PROBLEM DESCRIPTION.
Write out the whole listing below so that every line matches exactly.

DATA FOR ANALYSIS.
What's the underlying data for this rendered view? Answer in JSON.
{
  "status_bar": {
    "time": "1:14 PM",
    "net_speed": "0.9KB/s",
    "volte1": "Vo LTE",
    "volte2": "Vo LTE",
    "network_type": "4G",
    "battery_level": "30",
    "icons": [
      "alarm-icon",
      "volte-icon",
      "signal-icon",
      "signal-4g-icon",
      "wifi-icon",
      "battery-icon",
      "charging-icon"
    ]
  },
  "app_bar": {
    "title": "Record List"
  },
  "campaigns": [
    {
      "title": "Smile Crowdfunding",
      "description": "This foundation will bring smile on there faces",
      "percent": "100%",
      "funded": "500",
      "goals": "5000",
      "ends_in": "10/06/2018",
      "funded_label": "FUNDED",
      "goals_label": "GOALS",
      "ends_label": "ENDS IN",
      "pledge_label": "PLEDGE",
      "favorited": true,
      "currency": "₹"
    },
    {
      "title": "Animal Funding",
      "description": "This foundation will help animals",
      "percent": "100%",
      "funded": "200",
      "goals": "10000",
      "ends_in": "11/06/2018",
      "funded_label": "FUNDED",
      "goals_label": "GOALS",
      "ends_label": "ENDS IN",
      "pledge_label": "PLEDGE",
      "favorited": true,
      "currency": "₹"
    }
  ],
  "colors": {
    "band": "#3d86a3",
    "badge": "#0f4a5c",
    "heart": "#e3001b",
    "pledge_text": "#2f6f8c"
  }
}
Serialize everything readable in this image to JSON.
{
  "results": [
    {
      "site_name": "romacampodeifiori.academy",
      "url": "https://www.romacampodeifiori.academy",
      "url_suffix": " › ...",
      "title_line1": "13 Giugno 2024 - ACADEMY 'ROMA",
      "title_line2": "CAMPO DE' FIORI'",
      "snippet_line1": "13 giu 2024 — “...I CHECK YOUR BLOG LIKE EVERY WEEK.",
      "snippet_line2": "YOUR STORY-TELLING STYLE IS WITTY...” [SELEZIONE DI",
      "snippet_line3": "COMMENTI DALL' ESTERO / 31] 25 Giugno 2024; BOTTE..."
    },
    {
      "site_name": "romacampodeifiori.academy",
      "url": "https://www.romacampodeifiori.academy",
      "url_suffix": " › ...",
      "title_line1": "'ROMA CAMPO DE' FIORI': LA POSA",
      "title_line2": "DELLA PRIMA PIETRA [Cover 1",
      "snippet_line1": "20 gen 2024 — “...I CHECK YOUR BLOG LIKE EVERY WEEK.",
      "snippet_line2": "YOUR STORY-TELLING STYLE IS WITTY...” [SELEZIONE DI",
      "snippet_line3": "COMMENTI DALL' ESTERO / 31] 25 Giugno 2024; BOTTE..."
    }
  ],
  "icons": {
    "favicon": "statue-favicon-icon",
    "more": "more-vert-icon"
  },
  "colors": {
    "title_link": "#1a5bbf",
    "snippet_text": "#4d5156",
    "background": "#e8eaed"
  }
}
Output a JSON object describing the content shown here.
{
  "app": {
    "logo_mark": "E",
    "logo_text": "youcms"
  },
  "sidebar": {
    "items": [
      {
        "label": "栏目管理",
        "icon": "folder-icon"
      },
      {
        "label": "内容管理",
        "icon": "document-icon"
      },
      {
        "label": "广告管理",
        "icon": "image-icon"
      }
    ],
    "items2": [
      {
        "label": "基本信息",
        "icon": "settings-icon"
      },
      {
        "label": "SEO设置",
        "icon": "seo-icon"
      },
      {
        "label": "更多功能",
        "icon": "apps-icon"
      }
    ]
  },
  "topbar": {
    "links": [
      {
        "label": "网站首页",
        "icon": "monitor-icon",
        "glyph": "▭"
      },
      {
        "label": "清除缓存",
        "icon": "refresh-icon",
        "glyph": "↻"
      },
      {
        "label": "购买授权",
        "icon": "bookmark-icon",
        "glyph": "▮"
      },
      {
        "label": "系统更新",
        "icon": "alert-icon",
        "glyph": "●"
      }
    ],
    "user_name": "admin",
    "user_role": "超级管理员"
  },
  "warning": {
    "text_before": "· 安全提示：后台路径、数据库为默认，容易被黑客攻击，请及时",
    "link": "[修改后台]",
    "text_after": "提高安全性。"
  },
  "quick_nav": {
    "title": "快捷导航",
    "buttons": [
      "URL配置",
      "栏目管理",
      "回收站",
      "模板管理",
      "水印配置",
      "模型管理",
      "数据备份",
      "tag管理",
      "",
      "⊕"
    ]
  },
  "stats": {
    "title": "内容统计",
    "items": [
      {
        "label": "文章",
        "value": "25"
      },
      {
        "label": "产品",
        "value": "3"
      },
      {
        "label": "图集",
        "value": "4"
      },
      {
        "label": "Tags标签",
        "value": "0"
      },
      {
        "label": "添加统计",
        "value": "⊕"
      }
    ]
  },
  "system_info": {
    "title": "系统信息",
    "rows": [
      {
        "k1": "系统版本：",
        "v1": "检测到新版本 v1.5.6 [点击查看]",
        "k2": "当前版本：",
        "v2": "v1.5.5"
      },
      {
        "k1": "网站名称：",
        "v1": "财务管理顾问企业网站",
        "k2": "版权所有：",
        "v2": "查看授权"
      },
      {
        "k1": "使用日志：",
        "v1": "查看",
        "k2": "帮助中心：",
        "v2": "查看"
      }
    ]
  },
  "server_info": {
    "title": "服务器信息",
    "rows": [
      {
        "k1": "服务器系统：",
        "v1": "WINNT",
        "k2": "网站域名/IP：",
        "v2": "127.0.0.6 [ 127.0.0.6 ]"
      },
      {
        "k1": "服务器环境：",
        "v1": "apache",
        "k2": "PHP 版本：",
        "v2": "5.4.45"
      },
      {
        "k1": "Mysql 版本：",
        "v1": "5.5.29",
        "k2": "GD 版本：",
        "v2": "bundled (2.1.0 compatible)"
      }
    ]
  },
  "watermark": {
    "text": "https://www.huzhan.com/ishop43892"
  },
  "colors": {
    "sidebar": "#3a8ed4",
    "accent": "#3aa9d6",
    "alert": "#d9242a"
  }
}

SOLUTION TO THE EXERCISE.
What's the underlying data for this rendered view? Answer in JSON.
{
  "status_bar": {
    "time": "1:14 PM",
    "net_speed": "0.9KB/s",
    "volte1": "Vo LTE",
    "volte2": "Vo LTE",
    "network_type": "4G",
    "battery_level": "30",
    "icons": [
      "alarm-icon",
      "volte-icon",
      "signal-icon",
      "signal-4g-icon",
      "wifi-icon",
      "battery-icon",
      "charging-icon"
    ]
  },
  "app_bar": {
    "title": "Record List"
  },
  "campaigns": [
    {
      "title": "Smile Crowdfunding",
      "description": "This foundation will bring smile on there faces",
      "percent": "100%",
      "funded": "500",
      "goals": "5000",
      "ends_in": "10/06/2018",
      "funded_label": "FUNDED",
      "goals_label": "GOALS",
      "ends_label": "ENDS IN",
      "pledge_label": "PLEDGE",
      "favorited": true,
      "currency": "₹"
    },
    {
      "title": "Animal Funding",
      "description": "This foundation will help animals",
      "percent": "100%",
      "funded": "200",
      "goals": "10000",
      "ends_in": "11/06/2018",
      "funded_label": "FUNDED",
      "goals_label": "GOALS",
      "ends_label": "ENDS IN",
      "pledge_label": "PLEDGE",
      "favorited": true,
      "currency": "₹"
    }
  ],
  "colors": {
    "band": "#3d86a3",
    "badge": "#0f4a5c",
    "heart": "#e3001b",
    "pledge_text": "#2f6f8c"
  }
}
Serialize everything readable in this image to JSON.
{
  "results": [
    {
      "site_name": "romacampodeifiori.academy",
      "url": "https://www.romacampodeifiori.academy",
      "url_suffix": " › ...",
      "title_line1": "13 Giugno 2024 - ACADEMY 'ROMA",
      "title_line2": "CAMPO DE' FIORI'",
      "snippet_line1": "13 giu 2024 — “...I CHECK YOUR BLOG LIKE EVERY WEEK.",
      "snippet_line2": "YOUR STORY-TELLING STYLE IS WITTY...” [SELEZIONE DI",
      "snippet_line3": "COMMENTI DALL' ESTERO / 31] 25 Giugno 2024; BOTTE..."
    },
    {
      "site_name": "romacampodeifiori.academy",
      "url": "https://www.romacampodeifiori.academy",
      "url_suffix": " › ...",
      "title_line1": "'ROMA CAMPO DE' FIORI': LA POSA",
      "title_line2": "DELLA PRIMA PIETRA [Cover 1",
      "snippet_line1": "20 gen 2024 — “...I CHECK YOUR BLOG LIKE EVERY WEEK.",
      "snippet_line2": "YOUR STORY-TELLING STYLE IS WITTY...” [SELEZIONE DI",
      "snippet_line3": "COMMENTI DALL' ESTERO / 31] 25 Giugno 2024; BOTTE..."
    }
  ],
  "icons": {
    "favicon": "statue-favicon-icon",
    "more": "more-vert-icon"
  },
  "colors": {
    "title_link": "#1a5bbf",
    "snippet_text": "#4d5156",
    "background": "#e8eaed"
  }
}
Output a JSON object describing the content shown here.
{
  "app": {
    "logo_mark": "E",
    "logo_text": "youcms"
  },
  "sidebar": {
    "items": [
      {
        "label": "栏目管理",
        "icon": "folder-icon"
      },
      {
        "label": "内容管理",
        "icon": "document-icon"
      },
      {
        "label": "广告管理",
        "icon": "image-icon"
      }
    ],
    "items2": [
      {
        "label": "基本信息",
        "icon": "settings-icon"
      },
      {
        "label": "SEO设置",
        "icon": "seo-icon"
      },
      {
        "label": "更多功能",
        "icon": "apps-icon"
      }
    ]
  },
  "topbar": {
    "links": [
      {
        "label": "网站首页",
        "icon": "monitor-icon",
        "glyph": "▭"
      },
      {
        "label": "清除缓存",
        "icon": "refresh-icon",
        "glyph": "↻"
      },
      {
        "label": "购买授权",
        "icon": "bookmark-icon",
        "glyph": "▮"
      },
      {
        "label": "系统更新",
        "icon": "alert-icon",
        "glyph": "●"
      }
    ],
    "user_name": "admin",
    "user_role": "超级管理员"
  },
  "warning": {
    "text_before": "· 安全提示：后台路径、数据库为默认，容易被黑客攻击，请及时",
    "link": "[修改后台]",
    "text_after": "提高安全性。"
  },
  "quick_nav": {
    "title": "快捷导航",
    "buttons": [
      "URL配置",
      "栏目管理",
      "回收站",
      "模板管理",
      "水印配置",
      "模型管理",
      "数据备份",
      "tag管理",
      "",
      "⊕"
    ]
  },
  "stats": {
    "title": "内容统计",
    "items": [
      {
        "label": "文章",
        "value": "25"
      },
      {
        "label": "产品",
        "value": "3"
      },
      {
        "label": "图集",
        "value": "4"
      },
      {
        "label": "Tags标签",
        "value": "0"
      },
      {
        "label": "添加统计",
        "value": "⊕"
      }
    ]
  },
  "system_info": {
    "title": "系统信息",
    "rows": [
      {
        "k1": "系统版本：",
        "v1": "检测到新版本 v1.5.6 [点击查看]",
        "k2": "当前版本：",
        "v2": "v1.5.5"
      },
      {
        "k1": "网站名称：",
        "v1": "财务管理顾问企业网站",
        "k2": "版权所有：",
        "v2": "查看授权"
      },
      {
        "k1": "使用日志：",
        "v1": "查看",
        "k2": "帮助中心：",
        "v2": "查看"
      }
    ]
  },
  "server_info": {
    "title": "服务器信息",
    "rows": [
      {
        "k1": "服务器系统：",
        "v1": "WINNT",
        "k2": "网站域名/IP：",
        "v2": "127.0.0.6 [ 127.0.0.6 ]"
      },
      {
        "k1": "服务器环境：",
        "v1": "apache",
        "k2": "PHP 版本：",
        "v2": "5.4.45"
      },
      {
        "k1": "Mysql 版本：",
        "v1": "5.5.29",
        "k2": "GD 版本：",
        "v2": "bundled (2.1.0 compatible)"
      }
    ]
  },
  "watermark": {
    "text": "https://www.huzhan.com/ishop43892"
  },
  "colors": {
    "sidebar": "#3a8ed4",
    "accent": "#3aa9d6",
    "alert": "#d9242a"
  }
}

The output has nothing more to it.